Despite the recession, established Edinburgh outfitters continue to trade well, with Crombie on George Street and Peter Johnston on Queen Street – a former tailor of Kilgour of Savile Row – among the established names.

Mr Mahmood said the quality and durability of tailored suits were attracting more buyers.

“Much of our fabric comes from Scotland, with Holland and Sherry in the Borders and Harris Tweed from the north,” he said.

“And there is a tradition of fine tailoring in Edinburgh.

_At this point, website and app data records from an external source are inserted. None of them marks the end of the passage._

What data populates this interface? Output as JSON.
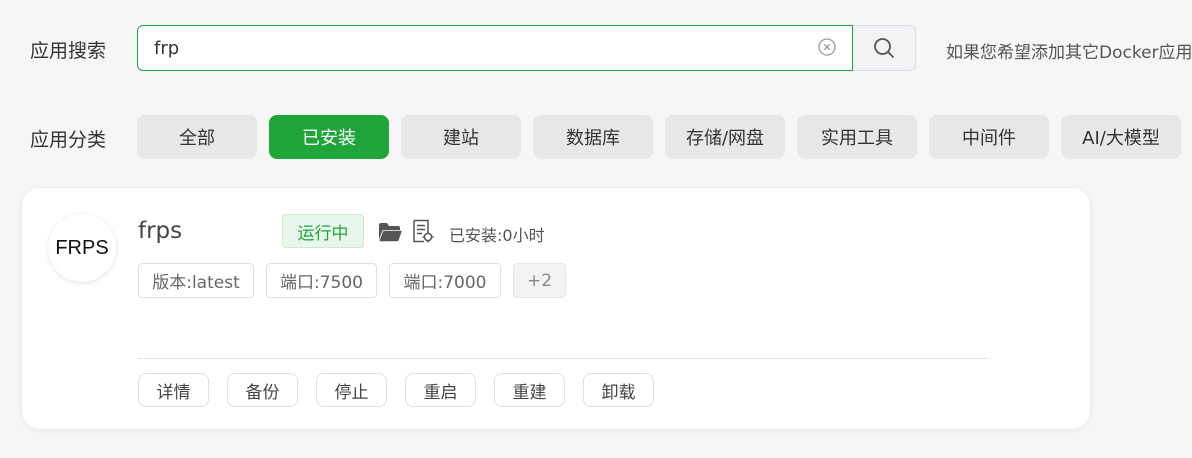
{
  "search": {
    "label": "应用搜索",
    "value": "frp",
    "hint": "如果您希望添加其它Docker应用"
  },
  "categories": {
    "label": "应用分类",
    "items": [
      {
        "label": "全部",
        "active": false
      },
      {
        "label": "已安装",
        "active": true
      },
      {
        "label": "建站",
        "active": false
      },
      {
        "label": "数据库",
        "active": false
      },
      {
        "label": "存储/网盘",
        "active": false
      },
      {
        "label": "实用工具",
        "active": false
      },
      {
        "label": "中间件",
        "active": false
      },
      {
        "label": "AI/大模型",
        "active": false
      }
    ]
  },
  "app": {
    "logo_text": "FRPS",
    "name": "frps",
    "status": "运行中",
    "installed": "已安装:0小时",
    "tags": [
      "版本:latest",
      "端口:7500",
      "端口:7000",
      "+2"
    ],
    "actions": [
      "详情",
      "备份",
      "停止",
      "重启",
      "重建",
      "卸载"
    ],
    "icons": [
      "folder-icon",
      "log-icon"
    ]
  },
  "colors": {
    "accent": "#20a53a",
    "status_bg": "#e8f6ec"
  }
}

It’s also not uncommon now for young office workers to spend £550 on an off-the-peg suit, so we suggest they can afford a bespoke suit.

“It fits perfectly, the cloth is much finer, and the suits last far longer due to the quality and construction.

“Our good Holland and Sherry suits go for around £900, which in Savile Row would cost £2500 – it’s almost a bargain.”

What goes into a suit that costs £70,000?

TO earn the title of world’s most expensive suit, Apsley and designer Alexander Amosu created a new cloth called Vanquish II.

Vicuña, a rare wild South American animal which only produces enough wool for shearing every three years, and qiviuk, the world’s most expensive wool, was blended with Himalayan pashmina to create the material.

Then tailors spent 80 hours sewing 5000 individual stitches – £14 per stitch – including adding nine 18-carat gold thread and diamond buttons.

A South African petroleum executive bought the suit for £70,000 in 2009.